** Records for the exercise follows **
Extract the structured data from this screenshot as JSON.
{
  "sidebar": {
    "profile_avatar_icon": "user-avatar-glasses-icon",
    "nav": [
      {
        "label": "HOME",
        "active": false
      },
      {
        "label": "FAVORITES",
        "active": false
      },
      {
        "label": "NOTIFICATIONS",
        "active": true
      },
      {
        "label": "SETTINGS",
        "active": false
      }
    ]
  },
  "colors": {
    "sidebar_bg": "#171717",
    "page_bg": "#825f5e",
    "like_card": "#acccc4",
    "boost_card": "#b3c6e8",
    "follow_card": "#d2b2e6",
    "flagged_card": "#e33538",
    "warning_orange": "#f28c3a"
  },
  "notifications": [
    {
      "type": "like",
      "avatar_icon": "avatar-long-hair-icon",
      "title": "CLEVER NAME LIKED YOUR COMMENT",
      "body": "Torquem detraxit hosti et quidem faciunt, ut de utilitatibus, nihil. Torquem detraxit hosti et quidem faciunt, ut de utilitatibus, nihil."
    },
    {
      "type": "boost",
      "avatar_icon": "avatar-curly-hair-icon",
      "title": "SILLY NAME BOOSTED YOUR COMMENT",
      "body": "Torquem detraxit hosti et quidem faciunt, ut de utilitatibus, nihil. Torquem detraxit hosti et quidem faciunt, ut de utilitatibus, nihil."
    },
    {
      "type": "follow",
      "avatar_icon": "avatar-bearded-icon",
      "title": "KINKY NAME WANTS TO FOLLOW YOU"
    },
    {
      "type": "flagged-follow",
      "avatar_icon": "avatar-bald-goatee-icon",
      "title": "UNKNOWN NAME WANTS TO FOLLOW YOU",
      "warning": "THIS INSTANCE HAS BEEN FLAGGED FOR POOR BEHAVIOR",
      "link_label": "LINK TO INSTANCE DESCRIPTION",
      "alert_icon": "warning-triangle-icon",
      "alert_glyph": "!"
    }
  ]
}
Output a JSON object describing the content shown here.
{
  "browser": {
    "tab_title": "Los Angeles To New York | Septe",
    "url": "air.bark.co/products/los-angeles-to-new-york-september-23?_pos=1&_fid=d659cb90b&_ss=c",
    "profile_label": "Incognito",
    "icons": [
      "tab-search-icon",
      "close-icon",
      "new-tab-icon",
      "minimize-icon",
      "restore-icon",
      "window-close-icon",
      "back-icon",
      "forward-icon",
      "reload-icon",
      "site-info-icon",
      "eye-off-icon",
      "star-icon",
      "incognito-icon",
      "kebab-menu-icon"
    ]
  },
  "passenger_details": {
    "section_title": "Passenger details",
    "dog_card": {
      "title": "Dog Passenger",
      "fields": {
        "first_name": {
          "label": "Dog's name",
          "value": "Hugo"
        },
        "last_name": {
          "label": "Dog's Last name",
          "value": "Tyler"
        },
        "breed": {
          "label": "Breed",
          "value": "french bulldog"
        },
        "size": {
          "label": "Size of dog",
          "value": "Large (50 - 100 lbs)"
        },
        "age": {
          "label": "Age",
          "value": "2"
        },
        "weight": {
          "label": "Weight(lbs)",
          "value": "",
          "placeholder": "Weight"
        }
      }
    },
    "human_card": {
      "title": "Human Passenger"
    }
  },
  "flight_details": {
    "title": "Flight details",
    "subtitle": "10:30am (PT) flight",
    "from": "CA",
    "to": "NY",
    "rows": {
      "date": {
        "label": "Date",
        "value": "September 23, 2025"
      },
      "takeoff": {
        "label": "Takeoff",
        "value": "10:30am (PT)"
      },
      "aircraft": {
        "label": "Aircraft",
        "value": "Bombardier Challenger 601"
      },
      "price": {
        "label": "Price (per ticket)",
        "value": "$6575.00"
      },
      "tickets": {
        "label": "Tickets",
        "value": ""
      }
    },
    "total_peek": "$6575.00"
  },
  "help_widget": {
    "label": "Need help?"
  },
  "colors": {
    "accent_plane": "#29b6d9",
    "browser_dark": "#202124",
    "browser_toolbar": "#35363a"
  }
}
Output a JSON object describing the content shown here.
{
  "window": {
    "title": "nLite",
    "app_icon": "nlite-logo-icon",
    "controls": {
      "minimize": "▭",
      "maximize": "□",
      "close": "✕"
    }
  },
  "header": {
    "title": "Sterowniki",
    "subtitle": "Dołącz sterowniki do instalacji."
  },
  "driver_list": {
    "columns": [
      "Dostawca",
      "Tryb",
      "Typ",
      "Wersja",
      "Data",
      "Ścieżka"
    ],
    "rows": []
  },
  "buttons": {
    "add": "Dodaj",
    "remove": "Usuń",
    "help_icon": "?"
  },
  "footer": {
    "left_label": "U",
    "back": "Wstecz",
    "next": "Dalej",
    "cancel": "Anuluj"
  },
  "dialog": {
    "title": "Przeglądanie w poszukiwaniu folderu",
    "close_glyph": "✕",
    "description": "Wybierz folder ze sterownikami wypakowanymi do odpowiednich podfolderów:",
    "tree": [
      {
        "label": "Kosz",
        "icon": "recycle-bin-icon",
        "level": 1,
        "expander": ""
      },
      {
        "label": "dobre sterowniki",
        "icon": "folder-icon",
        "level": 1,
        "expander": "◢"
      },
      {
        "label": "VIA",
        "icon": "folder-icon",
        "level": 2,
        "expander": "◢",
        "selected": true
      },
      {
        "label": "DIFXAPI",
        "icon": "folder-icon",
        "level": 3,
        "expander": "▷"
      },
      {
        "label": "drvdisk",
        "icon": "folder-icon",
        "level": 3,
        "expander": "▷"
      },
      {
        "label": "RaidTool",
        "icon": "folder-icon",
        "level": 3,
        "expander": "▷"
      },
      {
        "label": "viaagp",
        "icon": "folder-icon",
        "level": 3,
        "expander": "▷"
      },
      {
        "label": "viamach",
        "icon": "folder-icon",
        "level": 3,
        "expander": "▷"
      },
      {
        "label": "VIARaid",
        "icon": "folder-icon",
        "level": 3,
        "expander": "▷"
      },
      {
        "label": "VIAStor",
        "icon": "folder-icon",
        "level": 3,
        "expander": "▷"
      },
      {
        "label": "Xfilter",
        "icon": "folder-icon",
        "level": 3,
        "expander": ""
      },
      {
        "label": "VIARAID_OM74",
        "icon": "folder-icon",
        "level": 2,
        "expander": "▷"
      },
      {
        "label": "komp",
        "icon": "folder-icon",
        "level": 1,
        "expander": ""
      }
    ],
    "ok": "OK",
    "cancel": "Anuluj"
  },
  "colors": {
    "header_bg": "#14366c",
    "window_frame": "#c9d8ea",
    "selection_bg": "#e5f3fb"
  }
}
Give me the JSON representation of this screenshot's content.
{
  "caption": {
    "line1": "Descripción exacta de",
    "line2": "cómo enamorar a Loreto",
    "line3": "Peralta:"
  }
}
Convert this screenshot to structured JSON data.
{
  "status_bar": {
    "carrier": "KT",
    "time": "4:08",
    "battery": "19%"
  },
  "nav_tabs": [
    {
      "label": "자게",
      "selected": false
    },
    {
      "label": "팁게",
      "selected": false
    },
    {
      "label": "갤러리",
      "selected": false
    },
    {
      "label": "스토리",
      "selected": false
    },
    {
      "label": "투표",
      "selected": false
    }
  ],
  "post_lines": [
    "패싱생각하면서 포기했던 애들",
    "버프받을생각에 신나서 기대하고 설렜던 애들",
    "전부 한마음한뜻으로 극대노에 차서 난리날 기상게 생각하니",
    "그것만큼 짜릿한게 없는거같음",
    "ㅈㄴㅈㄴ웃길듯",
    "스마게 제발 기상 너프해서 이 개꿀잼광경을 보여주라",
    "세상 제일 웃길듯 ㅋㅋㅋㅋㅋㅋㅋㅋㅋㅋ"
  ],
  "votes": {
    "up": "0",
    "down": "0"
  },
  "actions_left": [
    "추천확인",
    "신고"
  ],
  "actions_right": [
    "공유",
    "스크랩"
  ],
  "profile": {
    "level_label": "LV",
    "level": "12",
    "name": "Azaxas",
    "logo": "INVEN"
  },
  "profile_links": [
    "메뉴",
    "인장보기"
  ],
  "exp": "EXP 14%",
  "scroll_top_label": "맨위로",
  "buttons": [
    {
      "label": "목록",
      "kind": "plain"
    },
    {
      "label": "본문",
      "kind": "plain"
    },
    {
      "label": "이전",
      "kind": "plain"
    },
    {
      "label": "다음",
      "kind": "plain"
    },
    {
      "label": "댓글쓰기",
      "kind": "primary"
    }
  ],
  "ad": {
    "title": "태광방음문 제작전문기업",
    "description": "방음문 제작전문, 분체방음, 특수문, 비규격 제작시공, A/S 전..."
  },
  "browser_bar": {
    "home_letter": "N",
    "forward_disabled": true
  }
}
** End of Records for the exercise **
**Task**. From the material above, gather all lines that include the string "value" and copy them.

**Written response**.
          "value": "Hugo"
          "value": "Tyler"
          "value": "french bulldog"
          "value": "Large (50 - 100 lbs)"
          "value": "2"
          "value": "",
        "value": "September 23, 2025"
        "value": "10:30am (PT)"
        "value": "Bombardier Challenger 601"
        "value": "$6575.00"
        "value": ""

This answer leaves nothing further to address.